NICOSIA -- Investing in education in times of crisis will have a positive impact and help build a better Europe, Cyprus Minister of Education and Culture Giorgos Demosthenous noted on Friday, following the conclusion of the Informal Council of EU Ministers of Education, in Nicosia.
European Commissioner for Education, Culture, Multilingualism and Youth, Androulla Vassiliou said from her part that education lies in the centre of EU policies, aiming at boosting employment and growth.
The two-day Informal Council, held on October 4 and 5 in the framework of the Cyprus Presidency of the Council of the EU, focused on the contribution of education in the economic development of member states and the welfare of European citizens, as well as on the problem of illiteracy.
During the two-day session Cypriot Nobel laureate, Professor Christopher Pissarides and Professor Georgios Tsiakalos, member of the High Level Group of Experts on Literacy presented their views to the Council’s participants.
Speaking to the Press after the Council’s conclusion, Demosthenous said that investing in education should remain a key priority.
Outlining the main points in Pissarides’ intervention during yesterday’s session, the Minister noted in particular his reference on the contribution of education in alleviating the repercussions of the financial crisis, while adding that improving its quality should remain a prime objective.
Commissioner Vassiliou referred from her part to the EU’s two main objectives, including the reduction of early school leavers and the increase in the number of higher education graduates.
She noted that 30% of jobs that will be created by 2020 will demand higher skills, asking therefore for higher education graduates.
On the problem of illiteracy, which also concerned the work of the Informal Council, both the Cypriot Minister and the European Commissioner noted its negative impact on society.
Demosthenous said that both the member states and the European Commission will work together in order to decrease illiteracy quotas in Europe, while Vassiliou said that a coordinated action at European level and between member states was necessary, in order to promote best practices in tackling the problem.
The European Commissioner said data on illiterate adults were shocking, since the problem affect around 75 mln people and noted that “we must help these people” move on.

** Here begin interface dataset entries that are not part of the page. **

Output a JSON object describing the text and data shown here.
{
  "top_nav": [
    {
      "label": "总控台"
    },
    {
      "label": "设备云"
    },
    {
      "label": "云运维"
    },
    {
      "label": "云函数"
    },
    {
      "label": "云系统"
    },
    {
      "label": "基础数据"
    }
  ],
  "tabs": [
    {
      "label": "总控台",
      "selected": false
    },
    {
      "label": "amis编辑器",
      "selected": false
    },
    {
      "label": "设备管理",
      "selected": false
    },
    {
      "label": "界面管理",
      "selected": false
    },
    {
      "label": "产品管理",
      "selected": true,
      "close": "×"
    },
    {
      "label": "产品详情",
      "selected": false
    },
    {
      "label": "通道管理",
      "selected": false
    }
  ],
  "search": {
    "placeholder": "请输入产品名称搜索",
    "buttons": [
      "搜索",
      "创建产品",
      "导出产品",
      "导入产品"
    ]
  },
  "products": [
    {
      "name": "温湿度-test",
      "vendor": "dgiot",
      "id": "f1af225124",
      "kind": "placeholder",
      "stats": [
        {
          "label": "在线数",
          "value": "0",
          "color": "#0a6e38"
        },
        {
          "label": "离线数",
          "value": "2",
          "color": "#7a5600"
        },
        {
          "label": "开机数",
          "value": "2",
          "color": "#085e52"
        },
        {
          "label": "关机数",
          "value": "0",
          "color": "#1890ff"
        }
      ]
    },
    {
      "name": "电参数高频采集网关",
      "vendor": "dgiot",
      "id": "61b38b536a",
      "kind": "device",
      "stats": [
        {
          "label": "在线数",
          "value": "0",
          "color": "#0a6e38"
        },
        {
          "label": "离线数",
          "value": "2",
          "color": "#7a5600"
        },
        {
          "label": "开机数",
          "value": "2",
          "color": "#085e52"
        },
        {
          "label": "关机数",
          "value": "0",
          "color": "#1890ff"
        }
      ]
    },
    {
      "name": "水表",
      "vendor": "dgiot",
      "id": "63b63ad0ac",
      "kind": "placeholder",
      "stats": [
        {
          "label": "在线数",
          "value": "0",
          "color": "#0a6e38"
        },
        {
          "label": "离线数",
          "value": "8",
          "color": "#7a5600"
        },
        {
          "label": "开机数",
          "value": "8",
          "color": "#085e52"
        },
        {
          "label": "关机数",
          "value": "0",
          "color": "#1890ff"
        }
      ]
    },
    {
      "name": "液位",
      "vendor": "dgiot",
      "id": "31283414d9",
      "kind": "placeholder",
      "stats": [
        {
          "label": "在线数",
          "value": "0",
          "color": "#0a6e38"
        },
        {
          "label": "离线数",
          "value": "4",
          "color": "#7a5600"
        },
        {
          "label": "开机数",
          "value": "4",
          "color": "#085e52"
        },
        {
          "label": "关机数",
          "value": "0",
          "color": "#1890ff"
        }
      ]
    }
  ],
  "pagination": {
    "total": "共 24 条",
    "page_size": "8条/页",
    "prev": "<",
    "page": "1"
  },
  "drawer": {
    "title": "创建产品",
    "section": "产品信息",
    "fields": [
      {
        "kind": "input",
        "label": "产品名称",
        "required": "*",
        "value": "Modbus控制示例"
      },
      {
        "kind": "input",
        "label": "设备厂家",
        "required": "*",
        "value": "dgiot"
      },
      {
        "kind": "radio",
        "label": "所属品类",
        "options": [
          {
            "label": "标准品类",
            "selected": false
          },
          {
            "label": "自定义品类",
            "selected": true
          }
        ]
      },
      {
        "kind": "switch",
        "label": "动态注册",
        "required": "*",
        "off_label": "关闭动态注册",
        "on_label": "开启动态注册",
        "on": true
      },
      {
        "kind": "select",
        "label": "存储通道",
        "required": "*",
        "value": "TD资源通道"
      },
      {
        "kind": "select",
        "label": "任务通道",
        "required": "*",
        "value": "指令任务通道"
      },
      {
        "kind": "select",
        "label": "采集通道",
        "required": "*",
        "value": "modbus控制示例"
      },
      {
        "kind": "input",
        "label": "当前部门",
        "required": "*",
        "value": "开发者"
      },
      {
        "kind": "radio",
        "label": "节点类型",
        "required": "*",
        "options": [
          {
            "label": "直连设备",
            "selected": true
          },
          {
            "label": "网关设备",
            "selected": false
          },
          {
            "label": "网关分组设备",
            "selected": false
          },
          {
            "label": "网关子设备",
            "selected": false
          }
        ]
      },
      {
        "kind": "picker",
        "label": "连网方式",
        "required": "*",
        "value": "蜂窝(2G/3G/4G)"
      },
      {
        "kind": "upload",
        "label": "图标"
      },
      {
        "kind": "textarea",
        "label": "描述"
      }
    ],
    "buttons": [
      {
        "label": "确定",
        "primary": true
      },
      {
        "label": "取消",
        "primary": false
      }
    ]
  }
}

Asked on best practices in investments in education during the crisis, the Cypriot Education Minister brought forward the example of Cyprus which advances its own education reform.
“Such investments should not be targeted in times of crisis” if you want to expect short-term and long-term results, Demosthenous added.
Both Demosthenous and Vassiliou also referred to the importance of mobility in education and the Erasmus program, in advancing the quality of education offered in Europe.
The Minister added that he expected Cyprus to benefit from the anticipated increase in the program’s funding.
On another question about lifelong learning in Cyprus, Demosthenous said he expected demand to go up in the next few years.
The Commissioner said from her part that Cyprus’ record remains low in comparison to the target set, foreseeing a participation of 15% of adults in lifelong learning programs, but said that the problem was also widespread elsewhere. (CNA)